Look at every line of the material and count the ones holding the word "distribute". The answer is the number only.

■ Data excerpts ■
☆ ☆ ☆ ☆

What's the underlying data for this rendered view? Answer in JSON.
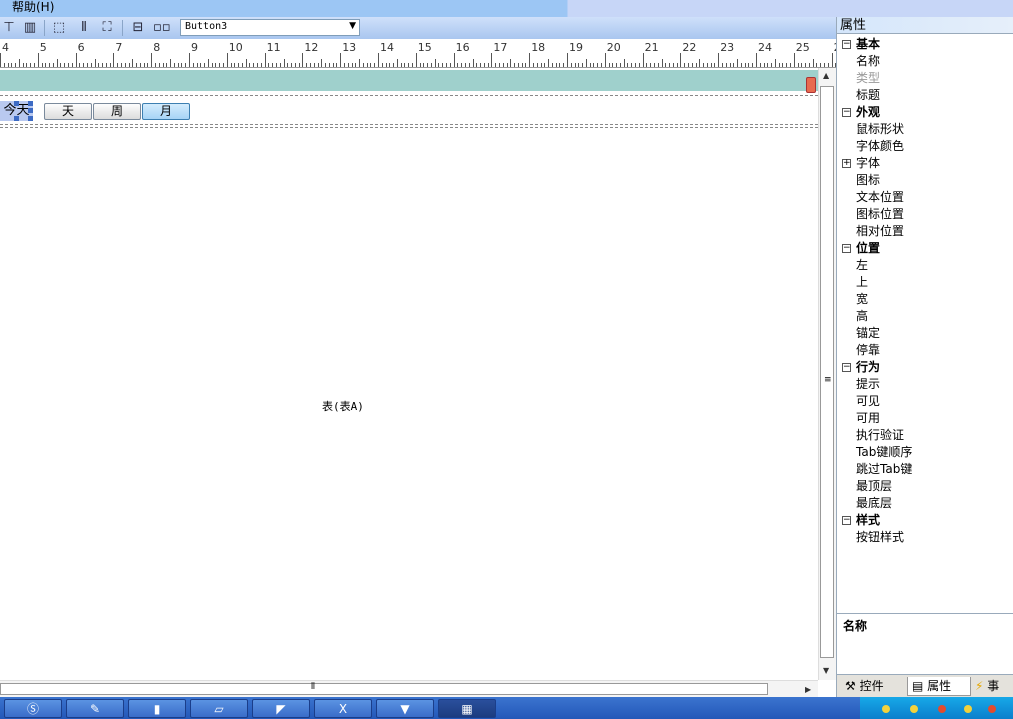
{
  "menu": {
    "help": "帮助(H)"
  },
  "toolbar": {
    "icons": [
      "align-icon",
      "bar-chart-icon",
      "frame-icon",
      "columns-icon",
      "fit-icon",
      "distribute-vertical-icon",
      "distribute-horizontal-icon"
    ],
    "combo_value": "Button3"
  },
  "ruler": {
    "numbers": [
      "4",
      "5",
      "6",
      "7",
      "8",
      "9",
      "10",
      "11",
      "12",
      "13",
      "14",
      "15",
      "16",
      "17",
      "18",
      "19",
      "20",
      "21",
      "22",
      "23",
      "24",
      "25",
      "2"
    ]
  },
  "design": {
    "today_button": "今天",
    "day_button": "天",
    "week_button": "周",
    "month_button": "月",
    "center_label": "表(表A)"
  },
  "panel": {
    "title": "属性",
    "rows": [
      {
        "kind": "cat",
        "box": "⊟",
        "label": "基本"
      },
      {
        "kind": "item",
        "label": "名称"
      },
      {
        "kind": "item",
        "label": "类型",
        "disabled": true
      },
      {
        "kind": "item",
        "label": "标题"
      },
      {
        "kind": "cat",
        "box": "⊟",
        "label": "外观"
      },
      {
        "kind": "item",
        "label": "鼠标形状"
      },
      {
        "kind": "item",
        "label": "字体颜色"
      },
      {
        "kind": "sub",
        "box": "⊞",
        "label": "字体"
      },
      {
        "kind": "item",
        "label": "图标"
      },
      {
        "kind": "item",
        "label": "文本位置"
      },
      {
        "kind": "item",
        "label": "图标位置"
      },
      {
        "kind": "item",
        "label": "相对位置"
      },
      {
        "kind": "cat",
        "box": "⊟",
        "label": "位置"
      },
      {
        "kind": "item",
        "label": "左"
      },
      {
        "kind": "item",
        "label": "上"
      },
      {
        "kind": "item",
        "label": "宽"
      },
      {
        "kind": "item",
        "label": "高"
      },
      {
        "kind": "item",
        "label": "锚定"
      },
      {
        "kind": "item",
        "label": "停靠"
      },
      {
        "kind": "cat",
        "box": "⊟",
        "label": "行为"
      },
      {
        "kind": "item",
        "label": "提示"
      },
      {
        "kind": "item",
        "label": "可见"
      },
      {
        "kind": "item",
        "label": "可用"
      },
      {
        "kind": "item",
        "label": "执行验证"
      },
      {
        "kind": "item",
        "label": "Tab键顺序"
      },
      {
        "kind": "item",
        "label": "跳过Tab键"
      },
      {
        "kind": "item",
        "label": "最顶层"
      },
      {
        "kind": "item",
        "label": "最底层"
      },
      {
        "kind": "cat",
        "box": "⊟",
        "label": "样式"
      },
      {
        "kind": "item",
        "label": "按钮样式"
      }
    ],
    "description_title": "名称",
    "tabs": [
      {
        "icon": "tools-icon",
        "label": "控件"
      },
      {
        "icon": "properties-icon",
        "label": "属性"
      },
      {
        "icon": "events-icon",
        "label": "事"
      }
    ]
  },
  "taskbar": {
    "apps": [
      "skype-icon",
      "app-red-icon",
      "app-yellow-icon",
      "app-window-icon",
      "app-chart-icon",
      "excel-icon",
      "app-fox-icon",
      "app-grid-icon"
    ]
  }
}
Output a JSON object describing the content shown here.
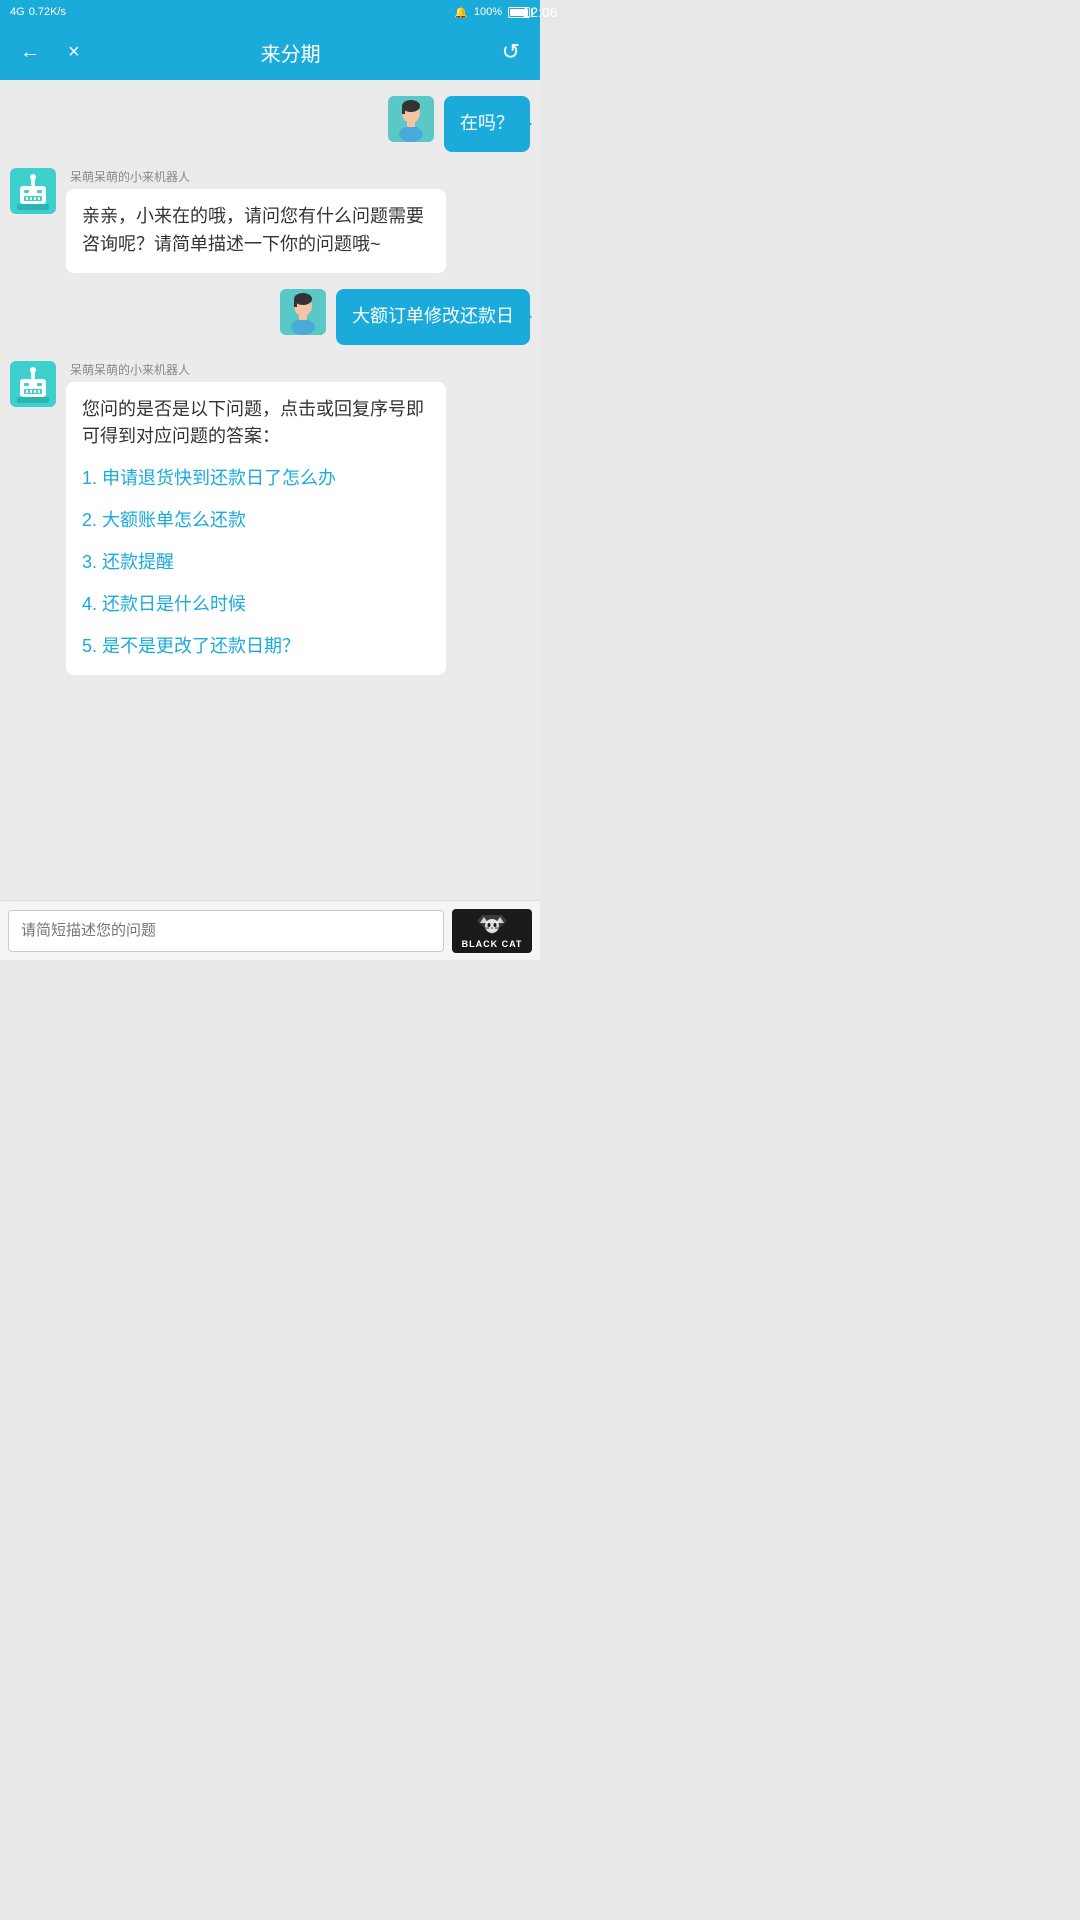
{
  "statusBar": {
    "signal": "4G4G",
    "speed": "0.72K/s",
    "time": "12:06",
    "battery": "100%"
  },
  "header": {
    "title": "来分期",
    "backLabel": "←",
    "closeLabel": "×",
    "refreshLabel": "↺"
  },
  "messages": [
    {
      "id": "msg1",
      "type": "user",
      "text": "在吗？"
    },
    {
      "id": "msg2",
      "type": "bot",
      "senderName": "呆萌呆萌的小来机器人",
      "text": "亲亲，小来在的哦，请问您有什么问题需要咨询呢？请简单描述一下你的问题哦~"
    },
    {
      "id": "msg3",
      "type": "user",
      "text": "大额订单修改还款日"
    },
    {
      "id": "msg4",
      "type": "bot",
      "senderName": "呆萌呆萌的小来机器人",
      "intro": "您问的是否是以下问题，点击或回复序号即可得到对应问题的答案：",
      "links": [
        "1. 申请退货快到还款日了怎么办",
        "2. 大额账单怎么还款",
        "3. 还款提醒",
        "4. 还款日是什么时候",
        "5. 是不是更改了还款日期？"
      ]
    }
  ],
  "inputBar": {
    "placeholder": "请简短描述您的问题",
    "blackCatText": "BLACK CAT"
  }
}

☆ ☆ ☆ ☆

■ Solution for this task ■
2